After months of proposals, public comments, tweaks, and speculation, we now have confirmation of when and how MACRA will unfold. On October 14, CMS released the final rule for MACRA, Medicare’s most dramatic step away from volume-based reimbursement and toward value-based payments for physician services. The countdown to prepare has begun, with the start of the first performance period just over two months away.
Preparing for MACRA can seem daunting, but for the majority of practices that will be on the MIPS track, there are practical actions related to data collection and submission that your clinic can initiate now in order to be ready to meet the legislation’s requirements in 2017.
By failing to prepare, you are preparing to fail.
Select your practice’s quality measurements.
Of the four performance categories that make up the Composite Performance Score (CPS) in the MIPS track – that is, the score that determines whether your practice will be subject to a positive, negative, or neutral payment adjustment – the Quality Performance category has the single largest weight, accounting for 60% of the total CPS in 2019. In addition, Quality Performance is the category that will likely require the most time and effort, since many clinics are behind in defining, monitoring, and reporting on quality metrics.
In reviewing, analyzing, and selecting your practice’s quality measurements, consider using a system that scores each potential measurement based on a number of practical criteria, including:
- The number of beneficiaries in each measurement, since clinics are required to report on at least 90% of all patients from all payors and 50% of Medicare patients who meet the quality measurement’s denominator criteria. Having a larger pool of patients could lessen the impact of outliers.
- The ability to collect the required data for each measurement.
- Your practice’s ability to outperform its current performance, given that the score is in part based on the ability to improve over time.
Audit your practice’s ability to submit data.
Aside from the significant effort required in selecting and monitoring performance measurements, determine exactly how your clinic will submit the required data to CMS. Of the four performance categories, only the Cost category does not require any separate data submission, since that category’s data would be sourced and calculated from administrative claims data that is already submitted to CMS for reimbursement.
With regard to the remaining three performance categories, providers have multiple mechanisms for submitting data, including Medicare Part B claims, qualified clinical data registry (QCDR), qualified registry, and EHR. However, CMS has proposed certain restrictions to using these mechanisms; most notably, clinicians must use the same mechanism per category. To quote the rule: “a MIPS eligible clinician could use one submission mechanism for sending quality measures and another for sending improvement activities data, but…could not use two submission mechanisms for a single performance category such as submitting three quality measures via claims and three quality measures via registry.” CMS has also stated that in future years, it may even require all data in all categories to be submitted using a single mechanism.
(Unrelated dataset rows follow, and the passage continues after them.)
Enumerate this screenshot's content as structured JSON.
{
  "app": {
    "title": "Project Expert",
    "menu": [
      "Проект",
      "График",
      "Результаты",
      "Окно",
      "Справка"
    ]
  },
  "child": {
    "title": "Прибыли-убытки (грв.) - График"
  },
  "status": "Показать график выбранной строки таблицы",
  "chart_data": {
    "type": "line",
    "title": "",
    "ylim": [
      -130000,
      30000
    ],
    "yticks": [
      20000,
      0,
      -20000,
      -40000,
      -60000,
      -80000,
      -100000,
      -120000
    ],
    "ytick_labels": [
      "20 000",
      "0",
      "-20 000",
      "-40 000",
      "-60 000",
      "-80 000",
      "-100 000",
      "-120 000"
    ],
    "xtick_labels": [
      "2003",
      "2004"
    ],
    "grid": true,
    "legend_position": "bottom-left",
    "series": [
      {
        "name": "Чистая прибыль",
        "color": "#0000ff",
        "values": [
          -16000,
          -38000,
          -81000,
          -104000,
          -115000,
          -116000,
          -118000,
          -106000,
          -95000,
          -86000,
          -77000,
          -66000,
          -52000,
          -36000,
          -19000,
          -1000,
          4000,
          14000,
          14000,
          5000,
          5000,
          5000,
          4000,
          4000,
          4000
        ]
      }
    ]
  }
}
Given this operational constraint, it is important to audit your practice’s ability to submit data for each of the proposed data submission mechanisms, considering important factors such as:
- The mechanisms already in place (especially if in the past, your practice participated in Medicare reporting programs that MIPS is replacing).
- Whether any modifications/upgrades may be required.
- The cost of any changes.
- The ability to submit using the same mechanism for each measurement in each category.
Doing this well ahead of the data submission deadline will provide ample time to make any changes and avoid unnecessary surprises.
Prepare a data submission plan.
March 31 of each calendar year is the submission deadline for all MACRA data, which means providers have eight weeks to collect, revise, and submit data from the close of the yearly performance period on January 1.
That’s a tight time frame. And while assessing your clinic’s ability to submit data in advance will give you a head start, it does not negate the important planning needed for the data submission period.
- Carefully consider your clinic’s logistics in submitting data, including who will be responsible for submitting it.
- Factor in possible additional administrative staff time to submit data, as well as any training or educational requirements needed for your staff to do so.
- Hold a mock data submission so that you can uncover any issues well ahead of the March 31 deadline.
And of course, the earlier the better – the last thing clinicians want is to uncover serious barriers to data submission weeks or even days before the deadline.
Preparing for MACRA is no easy task, but by taking some of the initial, practical steps as noted above, you can prepare with a degree of confidence in meeting MACRA’s plethora of rules and stipulations.